#### Data for review

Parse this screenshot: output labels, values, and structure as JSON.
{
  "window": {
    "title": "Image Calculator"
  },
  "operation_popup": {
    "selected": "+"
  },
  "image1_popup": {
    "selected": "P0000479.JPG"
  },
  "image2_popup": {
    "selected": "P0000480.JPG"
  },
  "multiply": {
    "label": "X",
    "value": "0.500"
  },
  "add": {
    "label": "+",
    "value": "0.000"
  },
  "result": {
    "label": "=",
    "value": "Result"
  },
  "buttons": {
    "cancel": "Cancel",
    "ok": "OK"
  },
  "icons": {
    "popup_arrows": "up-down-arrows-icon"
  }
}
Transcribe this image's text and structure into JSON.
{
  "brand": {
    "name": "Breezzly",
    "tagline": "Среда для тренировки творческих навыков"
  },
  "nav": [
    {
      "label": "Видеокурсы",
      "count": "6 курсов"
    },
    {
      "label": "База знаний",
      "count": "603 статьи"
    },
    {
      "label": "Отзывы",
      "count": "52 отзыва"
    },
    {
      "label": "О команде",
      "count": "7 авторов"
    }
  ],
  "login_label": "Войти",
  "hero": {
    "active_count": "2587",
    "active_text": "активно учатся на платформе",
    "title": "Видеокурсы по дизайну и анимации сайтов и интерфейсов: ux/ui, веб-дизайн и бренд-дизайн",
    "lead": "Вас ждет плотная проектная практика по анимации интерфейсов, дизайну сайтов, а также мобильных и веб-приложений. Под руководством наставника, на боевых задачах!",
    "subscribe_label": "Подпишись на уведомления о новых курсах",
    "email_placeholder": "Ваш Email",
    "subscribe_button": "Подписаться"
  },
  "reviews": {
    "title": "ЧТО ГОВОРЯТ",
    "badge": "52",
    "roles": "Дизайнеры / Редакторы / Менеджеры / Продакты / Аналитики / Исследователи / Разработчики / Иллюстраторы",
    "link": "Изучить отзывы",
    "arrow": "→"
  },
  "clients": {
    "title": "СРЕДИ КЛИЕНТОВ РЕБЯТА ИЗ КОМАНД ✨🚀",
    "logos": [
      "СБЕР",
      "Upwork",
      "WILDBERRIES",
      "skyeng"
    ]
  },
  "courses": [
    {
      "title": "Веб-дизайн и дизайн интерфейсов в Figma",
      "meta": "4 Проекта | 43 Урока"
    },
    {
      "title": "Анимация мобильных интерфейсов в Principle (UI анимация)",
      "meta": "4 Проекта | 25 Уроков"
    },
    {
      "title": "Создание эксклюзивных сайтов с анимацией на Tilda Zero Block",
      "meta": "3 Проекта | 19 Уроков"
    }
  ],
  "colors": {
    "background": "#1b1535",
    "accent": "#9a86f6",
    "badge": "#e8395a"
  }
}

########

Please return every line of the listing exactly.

◆ **Exercise result**:
Parse this screenshot: output labels, values, and structure as JSON.
{
  "window": {
    "title": "Image Calculator"
  },
  "operation_popup": {
    "selected": "+"
  },
  "image1_popup": {
    "selected": "P0000479.JPG"
  },
  "image2_popup": {
    "selected": "P0000480.JPG"
  },
  "multiply": {
    "label": "X",
    "value": "0.500"
  },
  "add": {
    "label": "+",
    "value": "0.000"
  },
  "result": {
    "label": "=",
    "value": "Result"
  },
  "buttons": {
    "cancel": "Cancel",
    "ok": "OK"
  },
  "icons": {
    "popup_arrows": "up-down-arrows-icon"
  }
}
Transcribe this image's text and structure into JSON.
{
  "brand": {
    "name": "Breezzly",
    "tagline": "Среда для тренировки творческих навыков"
  },
  "nav": [
    {
      "label": "Видеокурсы",
      "count": "6 курсов"
    },
    {
      "label": "База знаний",
      "count": "603 статьи"
    },
    {
      "label": "Отзывы",
      "count": "52 отзыва"
    },
    {
      "label": "О команде",
      "count": "7 авторов"
    }
  ],
  "login_label": "Войти",
  "hero": {
    "active_count": "2587",
    "active_text": "активно учатся на платформе",
    "title": "Видеокурсы по дизайну и анимации сайтов и интерфейсов: ux/ui, веб-дизайн и бренд-дизайн",
    "lead": "Вас ждет плотная проектная практика по анимации интерфейсов, дизайну сайтов, а также мобильных и веб-приложений. Под руководством наставника, на боевых задачах!",
    "subscribe_label": "Подпишись на уведомления о новых курсах",
    "email_placeholder": "Ваш Email",
    "subscribe_button": "Подписаться"
  },
  "reviews": {
    "title": "ЧТО ГОВОРЯТ",
    "badge": "52",
    "roles": "Дизайнеры / Редакторы / Менеджеры / Продакты / Аналитики / Исследователи / Разработчики / Иллюстраторы",
    "link": "Изучить отзывы",
    "arrow": "→"
  },
  "clients": {
    "title": "СРЕДИ КЛИЕНТОВ РЕБЯТА ИЗ КОМАНД ✨🚀",
    "logos": [
      "СБЕР",
      "Upwork",
      "WILDBERRIES",
      "skyeng"
    ]
  },
  "courses": [
    {
      "title": "Веб-дизайн и дизайн интерфейсов в Figma",
      "meta": "4 Проекта | 43 Урока"
    },
    {
      "title": "Анимация мобильных интерфейсов в Principle (UI анимация)",
      "meta": "4 Проекта | 25 Уроков"
    },
    {
      "title": "Создание эксклюзивных сайтов с анимацией на Tilda Zero Block",
      "meta": "3 Проекта | 19 Уроков"
    }
  ],
  "colors": {
    "background": "#1b1535",
    "accent": "#9a86f6",
    "badge": "#e8395a"
  }
}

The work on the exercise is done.